At the Telescope: Using the Histogram
If you decide to image with a color camera, make sure you use the histogram tool when recording your videos. This feature displays a linear measurement of the signal in your video, enabling you to avoid overexposing the brightest regions. The histogram tool is critical for achieving color balance and exposure. If the control software that came with your camera does not have a live histogram tool, I recommend using FireCapture, which supports most popular camera models.
The benefit of using the live histogram is to let you adjust all three color channels to roughly equal levels, so that you can achieve a natural color balance. You’ll thereby set your white point, or color balance, for capture and ultimately produce more natural color-balanced images right from the start.
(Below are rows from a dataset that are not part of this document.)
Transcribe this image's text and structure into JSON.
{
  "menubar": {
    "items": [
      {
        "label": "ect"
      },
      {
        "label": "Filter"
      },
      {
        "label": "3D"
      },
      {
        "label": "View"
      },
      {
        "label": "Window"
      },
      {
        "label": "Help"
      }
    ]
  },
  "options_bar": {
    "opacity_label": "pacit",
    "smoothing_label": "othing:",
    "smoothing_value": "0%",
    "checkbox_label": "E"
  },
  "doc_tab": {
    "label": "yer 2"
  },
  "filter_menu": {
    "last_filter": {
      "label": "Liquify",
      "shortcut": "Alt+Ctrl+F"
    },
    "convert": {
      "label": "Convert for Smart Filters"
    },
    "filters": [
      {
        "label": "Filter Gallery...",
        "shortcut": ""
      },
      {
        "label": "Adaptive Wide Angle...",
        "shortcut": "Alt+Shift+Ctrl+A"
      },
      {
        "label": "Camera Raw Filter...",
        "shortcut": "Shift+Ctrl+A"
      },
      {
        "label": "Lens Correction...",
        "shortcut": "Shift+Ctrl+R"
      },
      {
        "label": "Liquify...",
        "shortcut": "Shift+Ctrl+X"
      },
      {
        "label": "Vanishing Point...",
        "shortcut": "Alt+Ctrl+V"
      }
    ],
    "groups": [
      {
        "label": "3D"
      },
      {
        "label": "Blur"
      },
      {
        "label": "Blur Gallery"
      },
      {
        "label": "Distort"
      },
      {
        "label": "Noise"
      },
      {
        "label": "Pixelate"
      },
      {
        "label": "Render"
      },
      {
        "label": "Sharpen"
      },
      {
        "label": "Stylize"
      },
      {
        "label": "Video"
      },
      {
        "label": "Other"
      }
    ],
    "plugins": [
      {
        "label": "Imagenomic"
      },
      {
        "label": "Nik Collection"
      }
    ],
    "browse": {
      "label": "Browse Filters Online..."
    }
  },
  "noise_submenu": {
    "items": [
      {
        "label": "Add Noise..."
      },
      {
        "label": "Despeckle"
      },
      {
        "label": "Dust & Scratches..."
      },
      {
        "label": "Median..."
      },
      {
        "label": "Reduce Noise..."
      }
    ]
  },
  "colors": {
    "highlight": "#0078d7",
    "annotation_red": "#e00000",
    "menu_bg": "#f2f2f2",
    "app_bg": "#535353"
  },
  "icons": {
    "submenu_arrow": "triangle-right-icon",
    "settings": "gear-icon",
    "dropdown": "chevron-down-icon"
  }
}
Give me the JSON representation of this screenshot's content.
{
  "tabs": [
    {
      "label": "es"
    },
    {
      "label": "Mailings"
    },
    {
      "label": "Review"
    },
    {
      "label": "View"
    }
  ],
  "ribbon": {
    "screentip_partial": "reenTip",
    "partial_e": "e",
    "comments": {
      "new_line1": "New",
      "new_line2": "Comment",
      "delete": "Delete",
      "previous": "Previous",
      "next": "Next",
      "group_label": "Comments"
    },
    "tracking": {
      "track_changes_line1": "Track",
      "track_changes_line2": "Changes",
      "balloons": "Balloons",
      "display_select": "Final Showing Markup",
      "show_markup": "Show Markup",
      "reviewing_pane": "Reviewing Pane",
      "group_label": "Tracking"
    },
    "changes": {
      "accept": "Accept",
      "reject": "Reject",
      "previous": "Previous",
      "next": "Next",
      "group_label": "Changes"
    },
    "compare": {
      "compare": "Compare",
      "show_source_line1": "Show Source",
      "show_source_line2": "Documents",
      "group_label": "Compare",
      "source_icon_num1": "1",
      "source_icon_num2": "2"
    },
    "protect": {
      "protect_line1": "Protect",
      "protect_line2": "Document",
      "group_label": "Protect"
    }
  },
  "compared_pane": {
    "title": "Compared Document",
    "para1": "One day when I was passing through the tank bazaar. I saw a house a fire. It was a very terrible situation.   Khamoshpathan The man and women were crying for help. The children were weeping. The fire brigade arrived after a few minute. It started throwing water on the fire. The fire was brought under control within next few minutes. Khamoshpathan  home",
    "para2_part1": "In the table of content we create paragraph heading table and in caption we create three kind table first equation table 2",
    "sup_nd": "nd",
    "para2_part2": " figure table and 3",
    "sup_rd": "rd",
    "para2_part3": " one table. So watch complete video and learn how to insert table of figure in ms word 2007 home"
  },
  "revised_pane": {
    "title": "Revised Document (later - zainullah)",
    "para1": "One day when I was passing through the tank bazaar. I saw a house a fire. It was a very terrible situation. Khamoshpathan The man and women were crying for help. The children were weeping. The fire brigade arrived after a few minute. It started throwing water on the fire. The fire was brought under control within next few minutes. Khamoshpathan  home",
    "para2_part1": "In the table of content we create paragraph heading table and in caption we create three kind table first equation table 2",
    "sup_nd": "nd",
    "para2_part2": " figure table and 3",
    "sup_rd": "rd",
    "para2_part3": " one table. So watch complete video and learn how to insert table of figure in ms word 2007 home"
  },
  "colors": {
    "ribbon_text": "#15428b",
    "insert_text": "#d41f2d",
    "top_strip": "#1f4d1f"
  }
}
The histogram tools in FireCapture, IC Capture.AS, and FlyCap display the histogram as the 256 levels of gray on a standard 8-bit video display. Using this scale, I prefer to expose my videos to peak between roughly 64 and 96, or about 25–33% of the histogram. Exposing to much higher levels can lead to overexposure of the brightest areas of your target, which is impossible to recover during post-processing. In order to get the histogram within this range, you need to adjust your exposure. The image will look dim on your laptop monitor, but this is inconsequential: you can brighten the image during stacking
Exposure, Gain, and Frame Rate
Here’s where it’s important to understand the relationship between exposure, gain, and frame rate. You adjust the maximum intensity of the image by varying the exposure of your camera, which is the time the electronic shutter in your camera is exposing each frame. Frame rate is defined as how many pictures the camera can take in a second (fps). So there is an inverse relationship between the camera frame rate and exposure — the higher the frame rate used, the quicker the shutter has to be. This means if you’re using a high frame rate, you’ll need to increase the electronic gain to boost the image signal to keep it properly exposed.
But be warned: gain adds electronic noise. For a color camera, you should limit the gain increase to as little as possible. I suggest using a modest frame rate to keep the gain settings low. When imaging through my Celestron C14 and my Point Grey Research Flea3 video camera, I use 15 fps when imaging Saturn, 20 to 30 fps for Jupiter, and 30 to 40 fps when shooting Mars. It’s much easier to stack 1,000 properly exposed video frames with low noise levels than 3,000 noisy, gain-amplified frames.
Perhaps the biggest advantage to using a color camera is that all the color channels are in focus. There is no need to waste time refocusing each filter, as you must when imaging with monochrome cameras. This is a major advantage when imaging Jupiter, because the planet’s rapid rotation limits you to about 2 minutes of capture — longer, and you’ll lose fine detail in your image due to motion blur.
Color cameras also provide a relatively easy learning curve compared with tri-color imaging, not to mention they avoid the expense of purchasing a filter wheel and a set of color filters. Unless you’re interested in isolating the near-infrared wavelength of methane in Jupiter’s atmosphere, a monochrome camera is simply unnecessary for capturing excellent photos of the planets.
So whether you’re about to try your hand at planetary imaging or you’re contemplating a camera upgrade, consider testing a new color planetary camera yourself. You may find the benefits outweigh any perceived drawbacks.
Dan Llewellyn observes and images the planets from his home in Decatur, Georgia.